Posted by: Todd Morrison
WL Plastics and Virtual Graffiti are two companies that started in similar spots with similar problems but ended up in different places.
For years, both used QuickBooks for their back office functions until it creaked so badly they had to find something that would accommodate their growth. For WL Plastics, a Texas-based manufacturer of polyethylene pipe, that time came when the company had to do a significant amount of work in Excel spreadsheets outside of QuickBooks. That created a lot of problems with data consistency, according to Neil Briggs, WL Plastic’s CFO.
Outgrowing QuickBooks brought up different issues for Virtual Graffiti, a California-based provider of software applications and consulting services that specializes in network security.
Although QuickBooks allows roughly 25 users on the system, the system began slowing down to a point where it was hard to get anything done with 20 users, according to Hillel Sackstein, Virtual Graffiti’s president.
“It was hardly usable,” he said.
Virtual Graffiti needed something that could be extended and modified to meet the demands of the company, which grew 30% over last year and now brings in over $23 million in revenue.

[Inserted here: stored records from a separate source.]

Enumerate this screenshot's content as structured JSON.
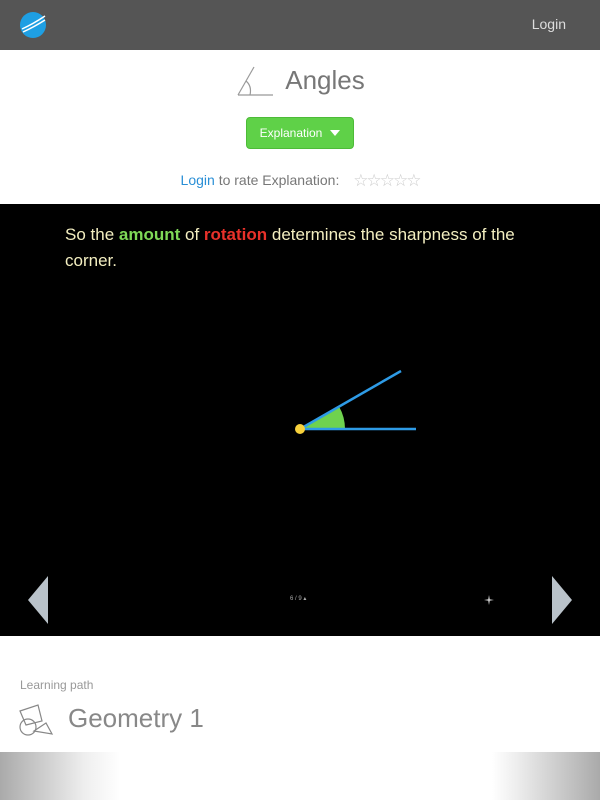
{
  "header": {
    "login_label": "Login"
  },
  "lesson": {
    "title": "Angles",
    "mode_label": "Explanation"
  },
  "rating": {
    "login_label": "Login",
    "text": "to rate Explanation:",
    "stars": "☆☆☆☆☆",
    "max": 5,
    "value": 0
  },
  "slide": {
    "caption_pre": "So the ",
    "caption_amount": "amount",
    "caption_mid": " of ",
    "caption_rotation": "rotation",
    "caption_post": " determines the sharpness of the corner.",
    "pager": "6 / 9",
    "colors": {
      "ray": "#2e9be6",
      "wedge": "#6fd24f",
      "vertex": "#f7d13c"
    }
  },
  "learning_path": {
    "label": "Learning path",
    "title": "Geometry 1"
  }
}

But where WL Plastics chose Business ByDesign because it comes closest to matching the functionality of the Business Suite in an on-demand environment, Sackstein went with the on-premises Business One application for small to medium sized businesses because he felt it was more flexible.
“I have previous experience using the NetSuite product and found that it was extremely limiting when it comes to integration and customization,” Sackstein said. Business ByDesign had the same kind of issues, he concluded.
SAP contends that it’s no longer just for large enterprises anymore. Now that SAP can claim they have a variety of applications that cater to the SMB market, each with a different set of advantages and benefits that businesses are responding to, is the claim finally valid?